“Being able to drive performance partnerships in more channels and then evaluate and optimize them for true results will effectively align incentives.”
– Lucas Brown, Co-Founder of TUNE; founding architect of HasOffers
When brands own their platforms, they set the rules. That enables transparency, alignment, and fraud protection. It also ensures that brands don’t pay more than they need to for services rendered.
“Too many companies are paying their marketing partners for inputs when they should be paying for outputs. Performance Partnerships has become the go-to model for growing a brand as it ensures your marketing dollars are being spent in ways that are more transparent, authentic and performance-based.”
– Robert Glazer, Founder & CEO at Acceleration Partners
TUNE surveyed 2,274 performance marketers in the U.S. and U.K. in March and April of 2018, including 400 in the U.K. and 1,874 in the U.S. Of all respondents, 82% are under the age of 44, 54% are women, and 46% are men.

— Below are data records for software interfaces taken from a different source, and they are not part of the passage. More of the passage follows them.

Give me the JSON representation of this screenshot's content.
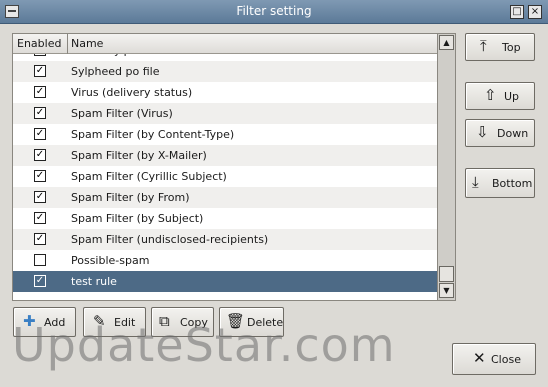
{
  "window": {
    "title": "Filter setting",
    "maximize_glyph": "□",
    "close_glyph": "×"
  },
  "list": {
    "headers": {
      "enabled": "Enabled",
      "name": "Name"
    },
    "rows": [
      {
        "name": "About Sylpheed",
        "checked": true
      },
      {
        "name": "Sylpheed po file",
        "checked": true
      },
      {
        "name": "Virus (delivery status)",
        "checked": true
      },
      {
        "name": "Spam Filter (Virus)",
        "checked": true
      },
      {
        "name": "Spam Filter (by Content-Type)",
        "checked": true
      },
      {
        "name": "Spam Filter (by X-Mailer)",
        "checked": true
      },
      {
        "name": "Spam Filter (Cyrillic Subject)",
        "checked": true
      },
      {
        "name": "Spam Filter (by From)",
        "checked": true
      },
      {
        "name": "Spam Filter (by Subject)",
        "checked": true
      },
      {
        "name": "Spam Filter (undisclosed-recipients)",
        "checked": true
      },
      {
        "name": "Possible-spam",
        "checked": false
      },
      {
        "name": "test rule",
        "checked": true,
        "selected": true
      }
    ]
  },
  "buttons": {
    "top": "Top",
    "up": "Up",
    "down": "Down",
    "bottom": "Bottom",
    "add": "Add",
    "edit": "Edit",
    "copy": "Copy",
    "delete": "Delete",
    "close": "Close"
  },
  "watermark": "UpdateStar.com",
  "colors": {
    "selection": "#4d6a86",
    "titlebar": "#6b87a3"
  }
}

TUNE helps performance marketers and advertising partners maximize their ROI through powerful measurement and partner management solutions. Our mobile and performance marketing solutions are trusted by the world’s biggest brands, ad networks, and ad platforms to tie marketing investments to measurable outcomes. Headquartered in Seattle, Washington with hundreds of employees in nine offices worldwide, TUNE solutions are used by Expedia, CVS, Subway, The New York Times, Line Corporation and more. For more information, contact Mike Merwin at email@example.com.